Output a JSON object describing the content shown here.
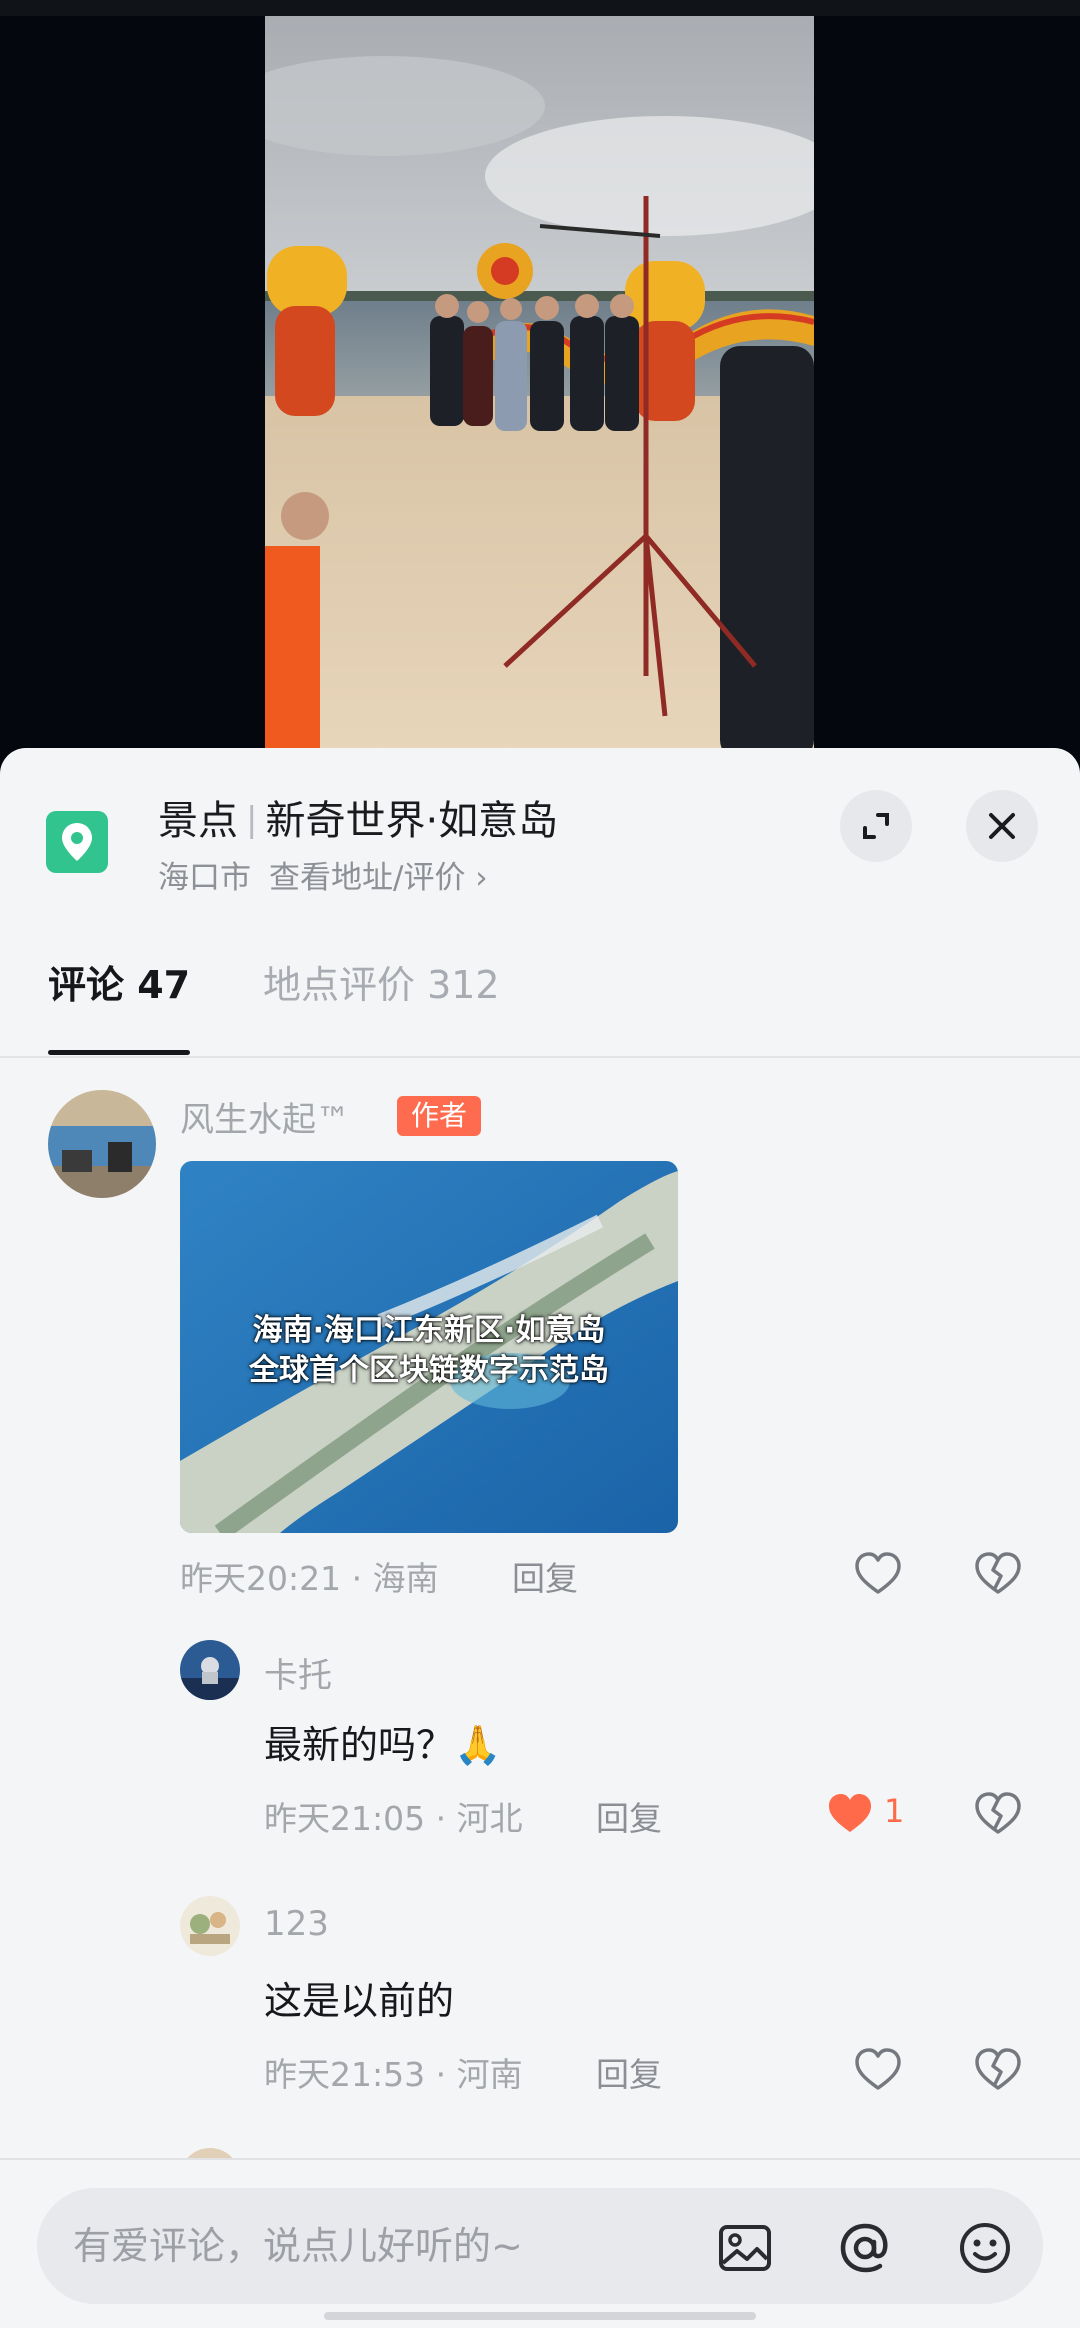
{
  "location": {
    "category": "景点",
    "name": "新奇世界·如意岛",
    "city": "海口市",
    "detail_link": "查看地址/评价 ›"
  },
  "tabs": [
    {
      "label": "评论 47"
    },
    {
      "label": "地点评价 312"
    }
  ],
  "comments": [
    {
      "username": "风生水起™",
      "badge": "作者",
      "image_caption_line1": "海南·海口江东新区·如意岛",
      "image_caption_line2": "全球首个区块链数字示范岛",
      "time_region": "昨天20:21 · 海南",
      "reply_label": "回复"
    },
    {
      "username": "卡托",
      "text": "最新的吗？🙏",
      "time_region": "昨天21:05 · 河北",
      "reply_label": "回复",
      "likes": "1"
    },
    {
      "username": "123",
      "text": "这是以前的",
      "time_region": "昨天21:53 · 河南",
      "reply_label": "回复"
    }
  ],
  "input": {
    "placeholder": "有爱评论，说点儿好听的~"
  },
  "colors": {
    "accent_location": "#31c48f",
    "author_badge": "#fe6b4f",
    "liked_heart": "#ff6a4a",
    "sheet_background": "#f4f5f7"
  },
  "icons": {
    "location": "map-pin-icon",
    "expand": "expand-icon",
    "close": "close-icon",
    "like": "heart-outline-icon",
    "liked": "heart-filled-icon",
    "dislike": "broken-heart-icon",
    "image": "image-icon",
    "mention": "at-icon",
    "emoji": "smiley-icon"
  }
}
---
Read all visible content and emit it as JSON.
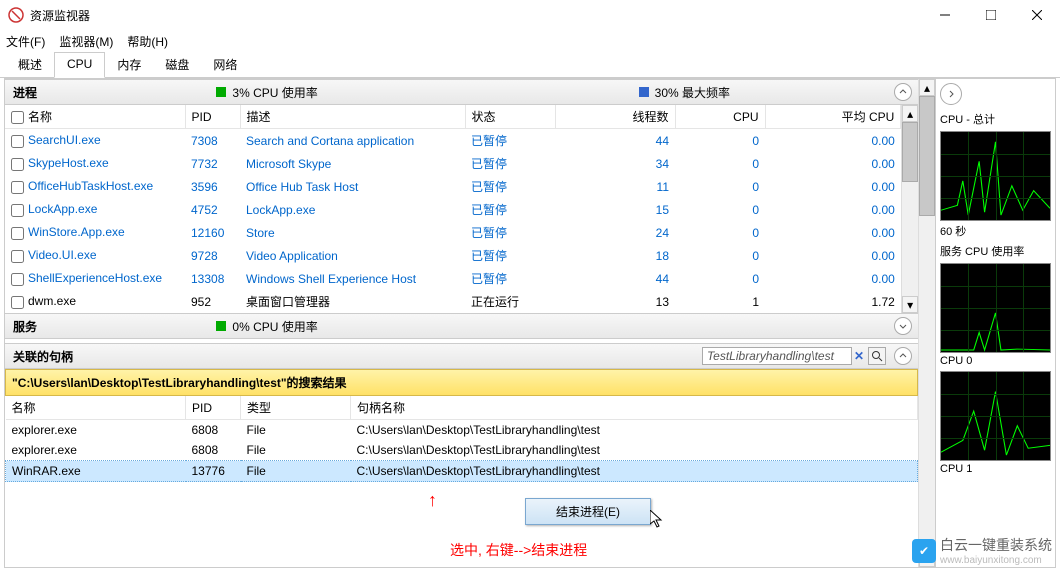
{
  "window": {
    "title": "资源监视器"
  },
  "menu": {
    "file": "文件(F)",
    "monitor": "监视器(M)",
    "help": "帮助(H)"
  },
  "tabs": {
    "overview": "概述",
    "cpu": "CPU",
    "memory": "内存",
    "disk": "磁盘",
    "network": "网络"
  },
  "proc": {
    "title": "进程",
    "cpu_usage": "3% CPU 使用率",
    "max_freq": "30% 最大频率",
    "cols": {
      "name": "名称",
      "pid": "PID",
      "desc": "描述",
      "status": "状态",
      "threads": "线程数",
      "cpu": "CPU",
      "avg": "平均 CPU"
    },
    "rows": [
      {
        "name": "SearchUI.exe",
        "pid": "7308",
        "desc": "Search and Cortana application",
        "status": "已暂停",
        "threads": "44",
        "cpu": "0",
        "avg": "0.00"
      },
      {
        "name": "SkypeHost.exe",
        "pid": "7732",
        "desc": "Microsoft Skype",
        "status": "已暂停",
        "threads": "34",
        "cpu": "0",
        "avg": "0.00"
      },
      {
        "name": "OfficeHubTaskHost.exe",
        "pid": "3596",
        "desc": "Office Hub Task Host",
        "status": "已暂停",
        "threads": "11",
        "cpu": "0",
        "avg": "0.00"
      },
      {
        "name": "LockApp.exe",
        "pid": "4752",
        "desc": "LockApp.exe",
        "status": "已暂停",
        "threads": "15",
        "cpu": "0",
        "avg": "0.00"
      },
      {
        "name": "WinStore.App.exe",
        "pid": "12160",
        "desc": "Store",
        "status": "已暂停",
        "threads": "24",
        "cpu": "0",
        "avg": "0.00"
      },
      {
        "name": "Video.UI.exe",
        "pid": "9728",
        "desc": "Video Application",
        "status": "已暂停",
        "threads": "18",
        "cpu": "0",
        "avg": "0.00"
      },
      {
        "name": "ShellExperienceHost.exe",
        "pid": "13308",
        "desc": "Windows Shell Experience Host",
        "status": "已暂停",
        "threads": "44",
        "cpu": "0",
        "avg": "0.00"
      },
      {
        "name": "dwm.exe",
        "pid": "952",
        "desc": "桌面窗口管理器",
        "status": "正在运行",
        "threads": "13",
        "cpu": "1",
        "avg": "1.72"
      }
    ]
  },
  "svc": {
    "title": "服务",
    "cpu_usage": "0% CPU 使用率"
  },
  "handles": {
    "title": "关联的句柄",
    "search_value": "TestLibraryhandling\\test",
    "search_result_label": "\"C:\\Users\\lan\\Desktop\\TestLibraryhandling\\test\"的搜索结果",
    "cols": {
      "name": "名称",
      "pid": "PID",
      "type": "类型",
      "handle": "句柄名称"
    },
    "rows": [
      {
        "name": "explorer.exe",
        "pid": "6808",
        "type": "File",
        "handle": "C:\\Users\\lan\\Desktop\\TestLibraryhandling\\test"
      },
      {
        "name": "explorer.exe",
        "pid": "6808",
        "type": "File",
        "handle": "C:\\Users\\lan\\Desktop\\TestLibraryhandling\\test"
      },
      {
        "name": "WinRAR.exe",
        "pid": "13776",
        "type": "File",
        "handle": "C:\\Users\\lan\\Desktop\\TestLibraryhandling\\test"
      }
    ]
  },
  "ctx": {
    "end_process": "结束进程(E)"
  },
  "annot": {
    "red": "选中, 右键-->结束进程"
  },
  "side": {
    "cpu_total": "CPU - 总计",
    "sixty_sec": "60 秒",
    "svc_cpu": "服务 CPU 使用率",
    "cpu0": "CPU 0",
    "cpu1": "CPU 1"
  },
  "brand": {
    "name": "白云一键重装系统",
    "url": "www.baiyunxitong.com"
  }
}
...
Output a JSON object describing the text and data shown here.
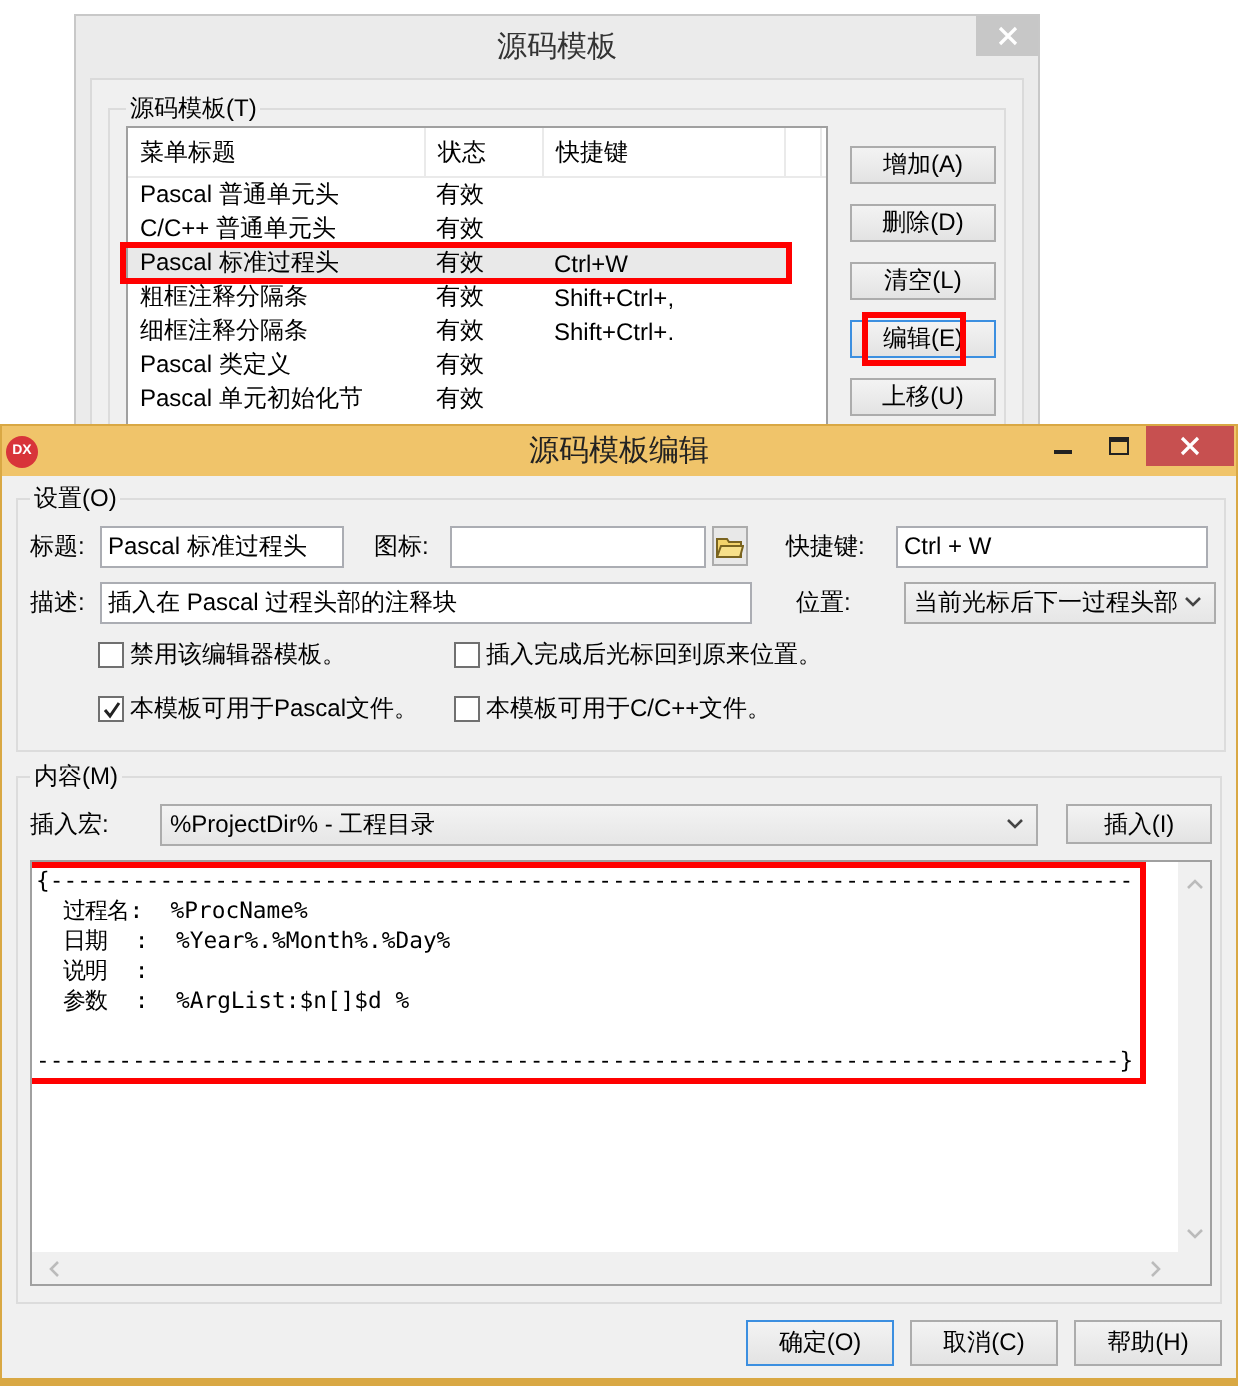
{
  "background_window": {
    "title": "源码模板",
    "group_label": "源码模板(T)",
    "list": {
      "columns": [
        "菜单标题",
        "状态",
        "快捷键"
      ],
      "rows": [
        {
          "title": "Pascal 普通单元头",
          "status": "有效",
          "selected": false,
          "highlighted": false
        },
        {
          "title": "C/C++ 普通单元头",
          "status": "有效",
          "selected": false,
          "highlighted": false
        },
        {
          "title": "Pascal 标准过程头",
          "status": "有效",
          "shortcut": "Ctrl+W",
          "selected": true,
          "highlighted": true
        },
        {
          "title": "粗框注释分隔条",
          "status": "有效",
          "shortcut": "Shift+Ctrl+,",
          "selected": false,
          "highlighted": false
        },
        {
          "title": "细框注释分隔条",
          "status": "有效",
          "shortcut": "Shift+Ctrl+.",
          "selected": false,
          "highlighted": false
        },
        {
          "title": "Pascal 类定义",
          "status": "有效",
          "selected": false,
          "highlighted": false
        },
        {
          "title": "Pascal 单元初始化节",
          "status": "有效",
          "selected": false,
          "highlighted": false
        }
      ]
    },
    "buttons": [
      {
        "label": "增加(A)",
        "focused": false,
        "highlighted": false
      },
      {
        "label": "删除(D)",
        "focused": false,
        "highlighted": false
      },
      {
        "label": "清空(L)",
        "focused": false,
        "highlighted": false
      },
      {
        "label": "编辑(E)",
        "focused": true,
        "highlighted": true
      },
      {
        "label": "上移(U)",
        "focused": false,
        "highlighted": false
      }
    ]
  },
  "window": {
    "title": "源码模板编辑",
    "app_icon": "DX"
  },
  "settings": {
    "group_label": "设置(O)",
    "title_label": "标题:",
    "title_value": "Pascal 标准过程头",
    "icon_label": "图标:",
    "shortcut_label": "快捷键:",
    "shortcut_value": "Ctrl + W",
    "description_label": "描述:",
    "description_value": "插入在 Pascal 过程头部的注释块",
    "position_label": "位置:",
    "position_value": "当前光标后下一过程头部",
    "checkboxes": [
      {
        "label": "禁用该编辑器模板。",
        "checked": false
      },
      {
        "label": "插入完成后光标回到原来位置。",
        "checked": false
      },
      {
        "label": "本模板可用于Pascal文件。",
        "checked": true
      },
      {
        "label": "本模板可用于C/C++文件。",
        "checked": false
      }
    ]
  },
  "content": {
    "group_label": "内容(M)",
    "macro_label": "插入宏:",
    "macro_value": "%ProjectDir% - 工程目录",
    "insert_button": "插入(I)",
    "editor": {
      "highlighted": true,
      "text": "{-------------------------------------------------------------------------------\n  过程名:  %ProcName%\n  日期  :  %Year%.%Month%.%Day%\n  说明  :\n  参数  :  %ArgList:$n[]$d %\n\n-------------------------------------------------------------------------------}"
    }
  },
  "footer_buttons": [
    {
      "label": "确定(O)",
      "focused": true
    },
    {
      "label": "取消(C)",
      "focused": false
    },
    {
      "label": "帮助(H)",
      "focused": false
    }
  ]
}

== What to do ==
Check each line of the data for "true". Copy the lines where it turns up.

== Result for this exercise ==
          "selected": true,
          "highlighted": true
        "focused": true,
        "highlighted": true
        "checked": true
      "highlighted": true,
      "focused": true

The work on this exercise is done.